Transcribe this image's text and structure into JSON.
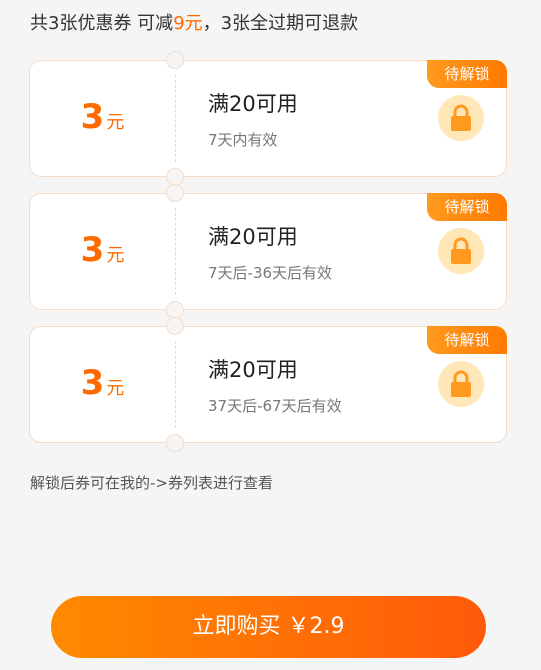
{
  "summary": {
    "part1": "共3张优惠券 可减",
    "amount": "9元",
    "part2": "，3张全过期可退款"
  },
  "coupons": [
    {
      "value": "3",
      "unit": "元",
      "condition": "满20可用",
      "validity": "7天内有效",
      "badge": "待解锁",
      "icon": "lock-icon"
    },
    {
      "value": "3",
      "unit": "元",
      "condition": "满20可用",
      "validity": "7天后-36天后有效",
      "badge": "待解锁",
      "icon": "lock-icon"
    },
    {
      "value": "3",
      "unit": "元",
      "condition": "满20可用",
      "validity": "37天后-67天后有效",
      "badge": "待解锁",
      "icon": "lock-icon"
    }
  ],
  "hint": "解锁后券可在我的->券列表进行查看",
  "buy_button": {
    "label": "立即购买 ￥2.9"
  },
  "colors": {
    "accent": "#ff6a00",
    "badge": "#ff8a00",
    "lock_bg": "#ffe7b8",
    "lock": "#ff9a1f"
  }
}
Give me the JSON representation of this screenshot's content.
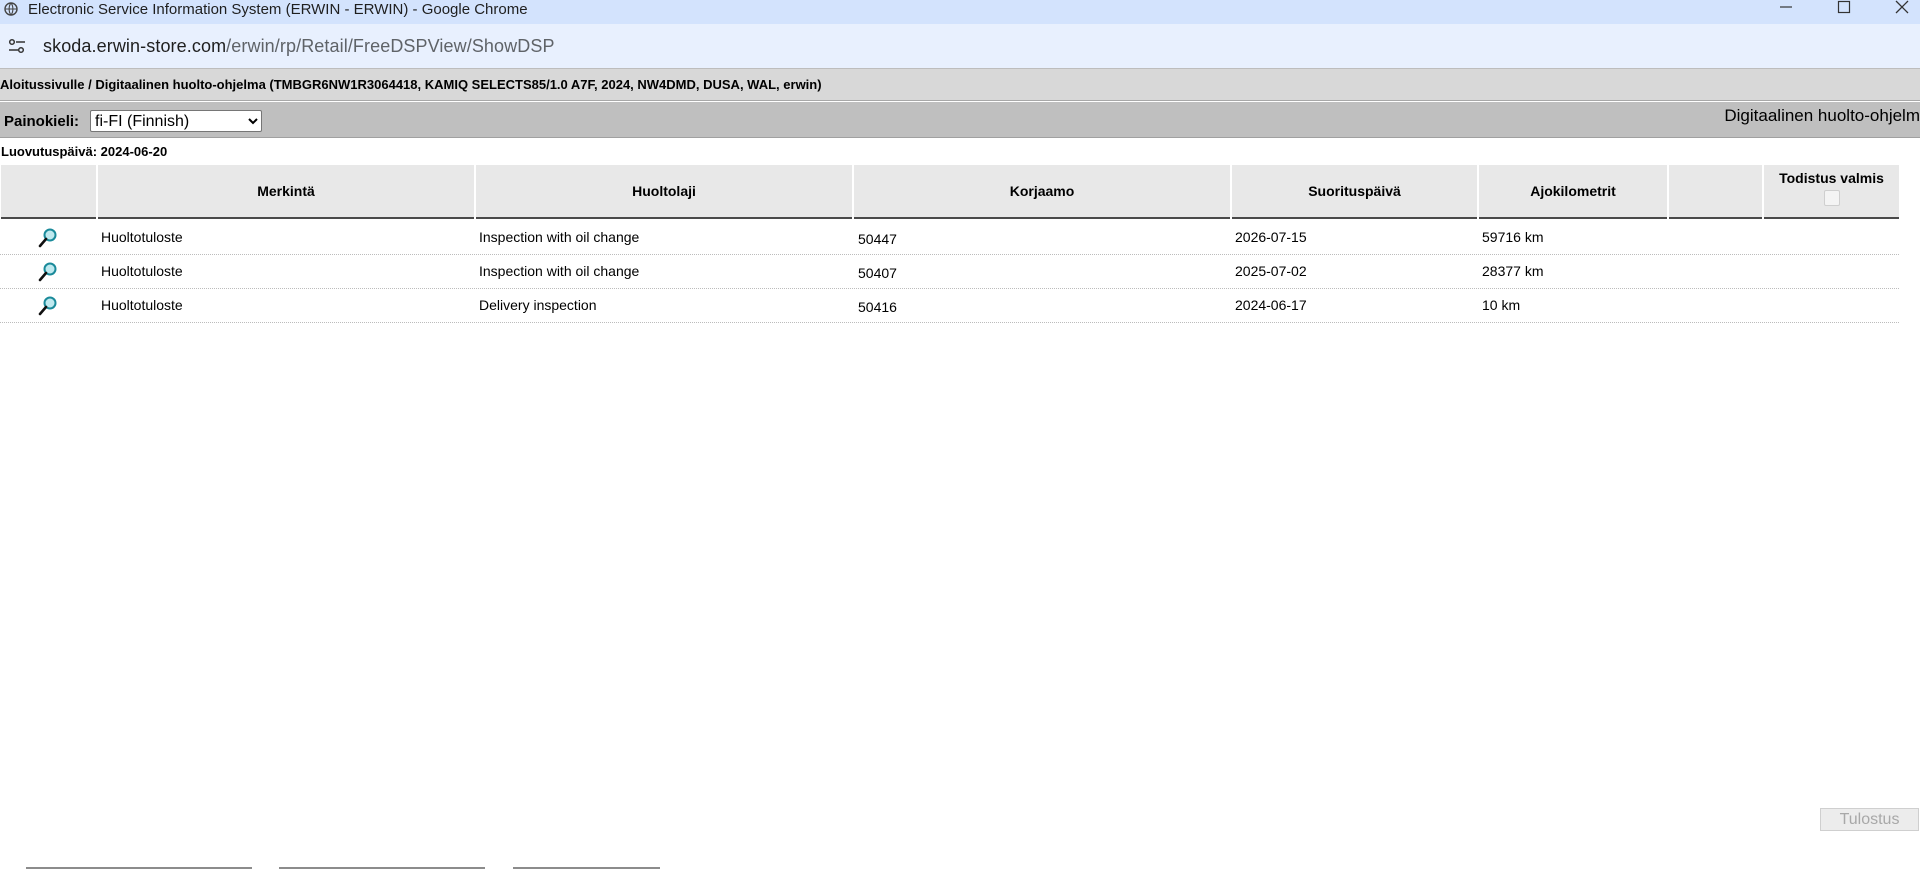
{
  "window": {
    "title": "Electronic Service Information System (ERWIN - ERWIN) - Google Chrome"
  },
  "address": {
    "domain": "skoda.erwin-store.com",
    "path": "/erwin/rp/Retail/FreeDSPView/ShowDSP"
  },
  "breadcrumb": "Aloitussivulle / Digitaalinen huolto-ohjelma (TMBGR6NW1R3064418, KAMIQ SELECTS85/1.0 A7F, 2024, NW4DMD, DUSA, WAL, erwin)",
  "language": {
    "label": "Painokieli:",
    "selected": "fi-FI (Finnish)"
  },
  "right_title": "Digitaalinen huolto-ohjelm",
  "delivery_date": "Luovutuspäivä: 2024-06-20",
  "table": {
    "headers": {
      "merkinta": "Merkintä",
      "huoltolaji": "Huoltolaji",
      "korjaamo": "Korjaamo",
      "suorituspaiva": "Suorituspäivä",
      "ajokilometrit": "Ajokilometrit",
      "todistus": "Todistus valmis"
    },
    "rows": [
      {
        "merkinta": "Huoltotuloste",
        "huoltolaji": "Inspection with oil change",
        "korjaamo": "50447",
        "suorituspaiva": "2026-07-15",
        "ajokilometrit": "59716 km"
      },
      {
        "merkinta": "Huoltotuloste",
        "huoltolaji": "Inspection with oil change",
        "korjaamo": "50407",
        "suorituspaiva": "2025-07-02",
        "ajokilometrit": "28377 km"
      },
      {
        "merkinta": "Huoltotuloste",
        "huoltolaji": "Delivery inspection",
        "korjaamo": "50416",
        "suorituspaiva": "2024-06-17",
        "ajokilometrit": "10 km"
      }
    ]
  },
  "print_button": "Tulostus",
  "icons": {
    "globe": "globe-icon",
    "minimize": "minimize-icon",
    "maximize": "maximize-icon",
    "close": "close-icon",
    "site_settings": "tune-icon",
    "view": "magnifier-icon"
  },
  "colors": {
    "titlebar": "#d3e3fd",
    "addressbar": "#e8f0fe",
    "breadcrumb_bg": "#d8d8d8",
    "langbar_bg": "#bfbfbf",
    "header_bg": "#e8e8e8",
    "magnifier": "#1a8a9a"
  }
}
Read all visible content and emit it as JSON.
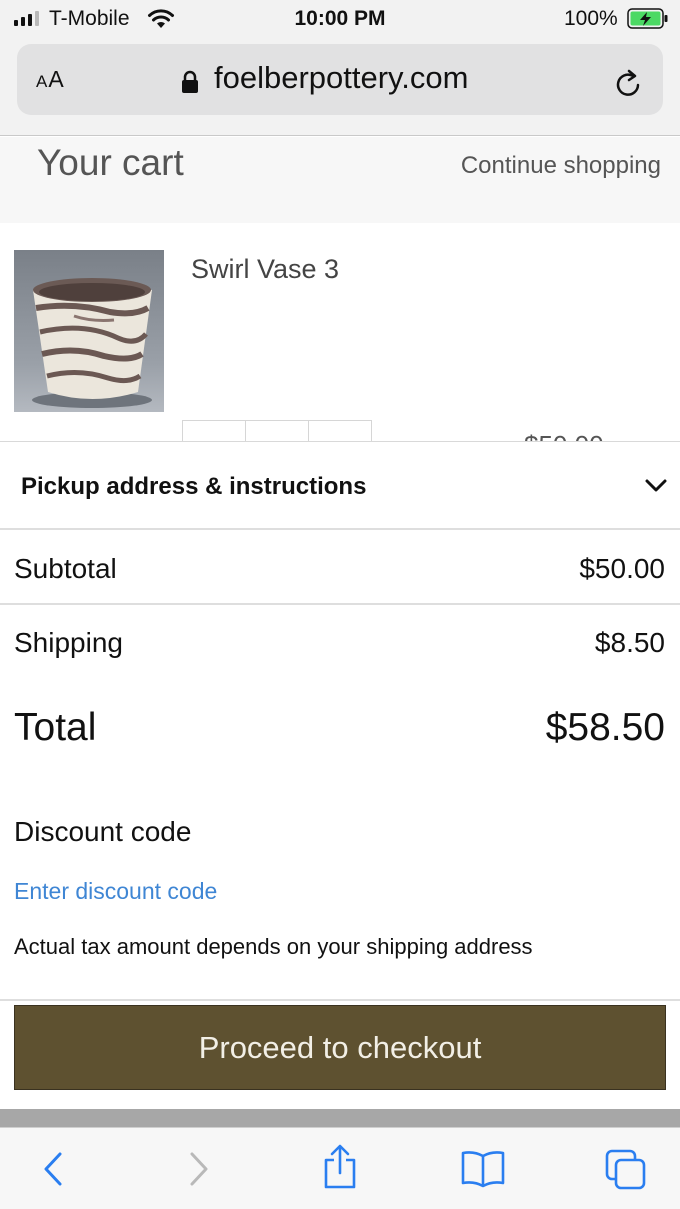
{
  "status_bar": {
    "carrier": "T-Mobile",
    "time": "10:00 PM",
    "battery": "100%",
    "icons": [
      "cellular-signal-icon",
      "wifi-icon",
      "battery-charging-icon"
    ]
  },
  "browser": {
    "text_size_button": {
      "small": "A",
      "large": "A"
    },
    "domain": "foelberpottery.com",
    "icons": [
      "lock-icon",
      "reload-icon"
    ]
  },
  "cart": {
    "title": "Your cart",
    "continue_label": "Continue shopping"
  },
  "product": {
    "name": "Swirl Vase 3",
    "price_partial": "$50.00"
  },
  "summary": {
    "pickup_label": "Pickup address & instructions",
    "subtotal_label": "Subtotal",
    "subtotal_value": "$50.00",
    "shipping_label": "Shipping",
    "shipping_value": "$8.50",
    "total_label": "Total",
    "total_value": "$58.50",
    "discount_title": "Discount code",
    "discount_link": "Enter discount code",
    "tax_note": "Actual tax amount depends on your shipping address",
    "checkout_label": "Proceed to checkout"
  },
  "colors": {
    "checkout_bg": "#5e5130",
    "link": "#3f86d4",
    "ios_blue": "#2a7ef0"
  },
  "toolbar": {
    "icons": [
      "back-icon",
      "forward-icon",
      "share-icon",
      "bookmarks-icon",
      "tabs-icon"
    ]
  }
}
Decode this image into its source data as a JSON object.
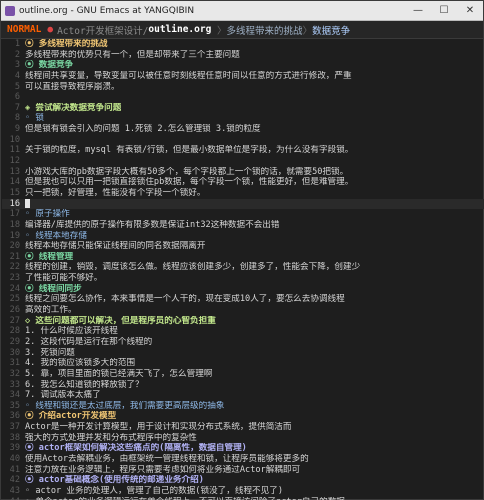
{
  "window": {
    "title": "outline.org - GNU Emacs at YANGQIBIN",
    "minimize": "—",
    "maximize": "☐",
    "close": "✕"
  },
  "modeline": {
    "mode": "NORMAL",
    "path": "Actor开发框架设计/",
    "file": "outline.org",
    "crumbs": [
      "多线程带来的挑战",
      "数据竞争"
    ]
  },
  "lines": [
    {
      "n": "1",
      "cls": "h1",
      "text": "  ⦿ 多线程带来的挑战"
    },
    {
      "n": "2",
      "cls": "",
      "text": "  多线程带来的优势只有一个，但是却带来了三个主要问题"
    },
    {
      "n": "3",
      "cls": "h2",
      "text": "  ⦿ 数据竞争"
    },
    {
      "n": "4",
      "cls": "",
      "text": "线程间共享变量，导致变量可以被任意时刻线程任意时间以任意的方式进行修改，严重"
    },
    {
      "n": "5",
      "cls": "",
      "text": "可以直接导致程序崩溃。"
    },
    {
      "n": "6",
      "cls": "",
      "text": ""
    },
    {
      "n": "7",
      "cls": "h3",
      "text": "  ◈ 尝试解决数据竞争问题"
    },
    {
      "n": "8",
      "cls": "bullet",
      "text": "  ◦ 锁"
    },
    {
      "n": "9",
      "cls": "",
      "text": "    但是锁有锁会引入的问题 1.死锁 2.怎么管理锁 3.锁的粒度"
    },
    {
      "n": "10",
      "cls": "",
      "text": ""
    },
    {
      "n": "11",
      "cls": "",
      "text": "    关于锁的粒度，mysql 有表锁/行锁，但是最小数据单位是字段，为什么没有字段锁。"
    },
    {
      "n": "12",
      "cls": "",
      "text": ""
    },
    {
      "n": "13",
      "cls": "",
      "text": "    小游戏大库的pb数据字段大概有50多个，每个字段都上一个锁的话，就需要50把锁。"
    },
    {
      "n": "14",
      "cls": "",
      "text": "    但是我也可以只用一把锁直接锁住pb数据，每个字段一个锁，性能更好，但是难管理。"
    },
    {
      "n": "15",
      "cls": "",
      "text": "    只一把锁，好管理，性能没有个字段一个锁好。"
    },
    {
      "n": "16",
      "cls": "current",
      "text": "  "
    },
    {
      "n": "17",
      "cls": "bullet",
      "text": "  ◦ 原子操作"
    },
    {
      "n": "18",
      "cls": "",
      "text": "    编译器/库提供的原子操作有限多数是保证int32这种数据不会出错"
    },
    {
      "n": "19",
      "cls": "bullet",
      "text": "  ◦ 线程本地存储"
    },
    {
      "n": "20",
      "cls": "",
      "text": "    线程本地存储只能保证线程间的同名数据隔离开"
    },
    {
      "n": "21",
      "cls": "h2",
      "text": "  ⦿ 线程管理"
    },
    {
      "n": "22",
      "cls": "",
      "text": "线程的创建，销毁，调度该怎么做。线程应该创建多少，创建多了，性能会下降，创建少"
    },
    {
      "n": "23",
      "cls": "",
      "text": "了性能可能不够好。"
    },
    {
      "n": "24",
      "cls": "h2",
      "text": "  ⦿ 线程间同步"
    },
    {
      "n": "25",
      "cls": "",
      "text": "线程之间要怎么协作，本来事情是一个人干的，现在变成10人了，要怎么去协调线程"
    },
    {
      "n": "26",
      "cls": "",
      "text": "高效的工作。"
    },
    {
      "n": "27",
      "cls": "h3",
      "text": "  ◇ 这些问题都可以解决，但是程序员的心智负担重"
    },
    {
      "n": "28",
      "cls": "",
      "text": "    1. 什么时候应该开线程"
    },
    {
      "n": "29",
      "cls": "",
      "text": "    2. 这段代码是运行在那个线程的"
    },
    {
      "n": "30",
      "cls": "",
      "text": "    3. 死锁问题"
    },
    {
      "n": "31",
      "cls": "",
      "text": "    4. 我的锁应该锁多大的范围"
    },
    {
      "n": "32",
      "cls": "",
      "text": "    5. 靠，项目里面的锁已经满天飞了，怎么管理啊"
    },
    {
      "n": "33",
      "cls": "",
      "text": "    6. 我怎么知道锁的释放锁了？"
    },
    {
      "n": "34",
      "cls": "",
      "text": "    7. 调试版本太痛了"
    },
    {
      "n": "35",
      "cls": "bullet",
      "text": "  ◦ 线程和锁还是太过底层，我们需要更高层级的抽象"
    },
    {
      "n": "36",
      "cls": "h1",
      "text": "  ⦿ 介绍actor开发模型"
    },
    {
      "n": "37",
      "cls": "",
      "text": "Actor是一种开发计算模型，用于设计和实现分布式系统，提供简洁而"
    },
    {
      "n": "38",
      "cls": "",
      "text": "强大的方式处理并发和分布式程序中的复杂性"
    },
    {
      "n": "39",
      "cls": "h4",
      "text": "  ⦿ actor框架如何解决这些痛点的(隔离性，数据自管理)"
    },
    {
      "n": "40",
      "cls": "",
      "text": "使用Actor去解耦业务，由框架统一管理线程和锁，让程序员能够将更多的"
    },
    {
      "n": "41",
      "cls": "",
      "text": "注意力放在业务逻辑上，程序只需要考虑如何将业务通过Actor解耦即可"
    },
    {
      "n": "42",
      "cls": "h4",
      "text": "  ⦿ actor基础概念(使用传统的邮递业务介绍)"
    },
    {
      "n": "43",
      "cls": "",
      "text": "  ◦ actor 业务的处理人，管理了自己的数据(锁没了，线程不见了)"
    },
    {
      "n": "44",
      "cls": "",
      "text": "    ◦ 单个actor的业务逻辑运行在单个线程上，不可以直接访问除了actor自己的数据"
    }
  ]
}
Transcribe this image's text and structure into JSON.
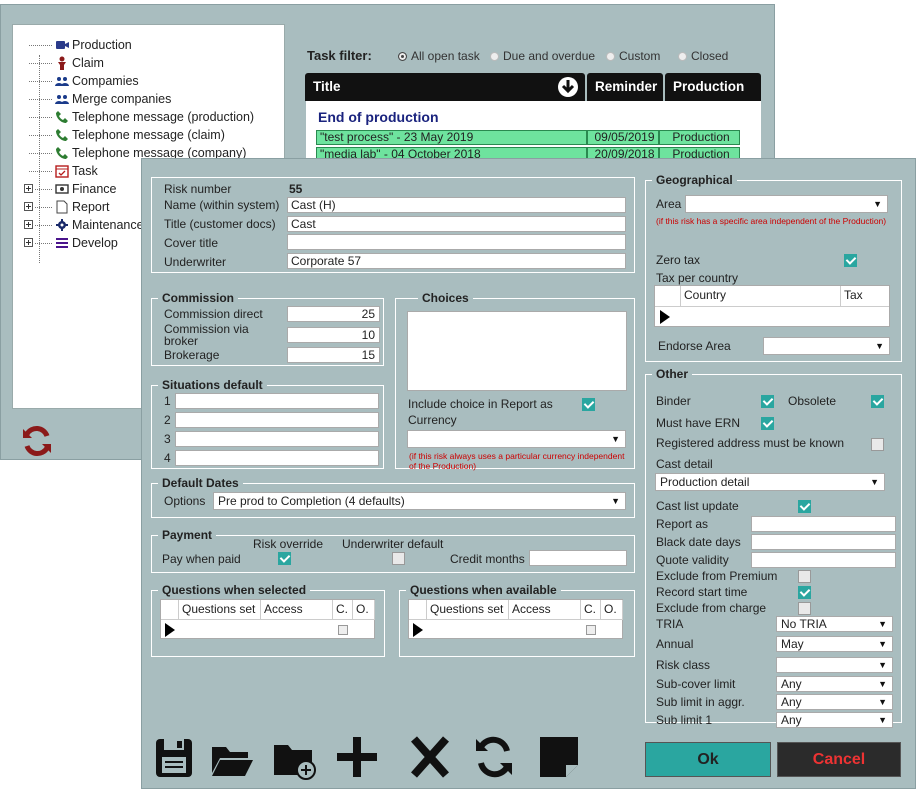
{
  "tree": {
    "items": [
      {
        "label": "Production",
        "icon": "video-camera-icon"
      },
      {
        "label": "Claim",
        "icon": "claim-person-icon"
      },
      {
        "label": "Compamies",
        "icon": "group-icon"
      },
      {
        "label": "Merge companies",
        "icon": "group-icon"
      },
      {
        "label": "Telephone message (production)",
        "icon": "phone-icon"
      },
      {
        "label": "Telephone message (claim)",
        "icon": "phone-icon"
      },
      {
        "label": "Telephone message (company)",
        "icon": "phone-icon"
      },
      {
        "label": "Task",
        "icon": "calendar-icon"
      },
      {
        "label": "Finance",
        "icon": "money-icon"
      },
      {
        "label": "Report",
        "icon": "document-icon"
      },
      {
        "label": "Maintenance",
        "icon": "gear-icon"
      },
      {
        "label": "Develop",
        "icon": "bars-icon"
      }
    ]
  },
  "task_filter": {
    "label": "Task filter:",
    "options": [
      "All open task",
      "Due and overdue",
      "Custom",
      "Closed"
    ],
    "selected": "All open task"
  },
  "task_table": {
    "headers": {
      "title": "Title",
      "reminder": "Reminder",
      "production": "Production"
    },
    "group": "End of production",
    "rows": [
      {
        "title": "\"test process\" - 23 May 2019",
        "reminder": "09/05/2019",
        "production": "Production"
      },
      {
        "title": "\"media lab\" - 04 October 2018",
        "reminder": "20/09/2018",
        "production": "Production"
      }
    ]
  },
  "risk": {
    "risk_number_label": "Risk number",
    "risk_number": "55",
    "name_label": "Name (within system)",
    "name": "Cast (H)",
    "title_label": "Title (customer docs)",
    "title": "Cast",
    "cover_title_label": "Cover title",
    "cover_title": "",
    "underwriter_label": "Underwriter",
    "underwriter": "Corporate 57"
  },
  "commission": {
    "legend": "Commission",
    "direct_label": "Commission direct",
    "direct": "25",
    "broker_label": "Commission via broker",
    "broker": "10",
    "brokerage_label": "Brokerage",
    "brokerage": "15"
  },
  "choices": {
    "legend": "Choices",
    "include_label": "Include choice in Report as",
    "include_checked": true,
    "currency_label": "Currency",
    "currency_value": "",
    "currency_note": "(if this risk always uses a particular currency independent of the Production)"
  },
  "situations": {
    "legend": "Situations default",
    "rows": [
      {
        "n": "1",
        "v": ""
      },
      {
        "n": "2",
        "v": ""
      },
      {
        "n": "3",
        "v": ""
      },
      {
        "n": "4",
        "v": ""
      }
    ]
  },
  "default_dates": {
    "legend": "Default Dates",
    "options_label": "Options",
    "options_value": "Pre prod to Completion (4 defaults)"
  },
  "payment": {
    "legend": "Payment",
    "pay_when_paid": "Pay when paid",
    "risk_override": "Risk override",
    "risk_override_checked": true,
    "underwriter_default": "Underwriter default",
    "underwriter_default_checked": false,
    "credit_months": "Credit months",
    "credit_months_value": ""
  },
  "questions_selected": {
    "legend": "Questions when selected",
    "cols": [
      "Questions set",
      "Access",
      "C.",
      "O."
    ]
  },
  "questions_available": {
    "legend": "Questions when available",
    "cols": [
      "Questions set",
      "Access",
      "C.",
      "O."
    ]
  },
  "geographical": {
    "legend": "Geographical",
    "area_label": "Area",
    "area_value": "",
    "area_note": "(if this risk has a specific area independent of the Production)",
    "zero_tax_label": "Zero tax",
    "zero_tax": true,
    "tax_per_country_label": "Tax per country",
    "cols": [
      "Country",
      "Tax"
    ],
    "endorse_area_label": "Endorse Area",
    "endorse_area_value": ""
  },
  "other": {
    "legend": "Other",
    "binder_label": "Binder",
    "binder": true,
    "obsolete_label": "Obsolete",
    "obsolete": true,
    "must_have_ern_label": "Must have ERN",
    "must_have_ern": true,
    "registered_label": "Registered address must be known",
    "registered": false,
    "cast_detail_label": "Cast detail",
    "cast_detail_value": "Production detail",
    "cast_list_update_label": "Cast list update",
    "cast_list_update": true,
    "report_as_label": "Report as",
    "report_as": "",
    "black_date_label": "Black date days",
    "black_date": "",
    "quote_validity_label": "Quote validity",
    "quote_validity": "",
    "exclude_premium_label": "Exclude from Premium",
    "exclude_premium": false,
    "record_start_label": "Record start time",
    "record_start": true,
    "exclude_charge_label": "Exclude from charge",
    "exclude_charge": false,
    "tria_label": "TRIA",
    "tria_value": "No TRIA",
    "annual_label": "Annual",
    "annual_value": "May",
    "risk_class_label": "Risk class",
    "risk_class_value": "",
    "subcover_label": "Sub-cover limit",
    "subcover_value": "Any",
    "sublimit_aggr_label": "Sub limit in aggr.",
    "sublimit_aggr_value": "Any",
    "sublimit1_label": "Sub limit 1",
    "sublimit1_value": "Any"
  },
  "buttons": {
    "ok": "Ok",
    "cancel": "Cancel"
  },
  "colors": {
    "panel": "#a9bdbf",
    "accent": "#2aa6a0",
    "row_green": "#6ee39e",
    "cancel_text": "#ee3333"
  }
}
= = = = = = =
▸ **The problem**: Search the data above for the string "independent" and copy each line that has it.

▸ **Solution to this task**:
    "currency_note": "(if this risk always uses a particular currency independent of the Production)"
    "area_note": "(if this risk has a specific area independent of the Production)",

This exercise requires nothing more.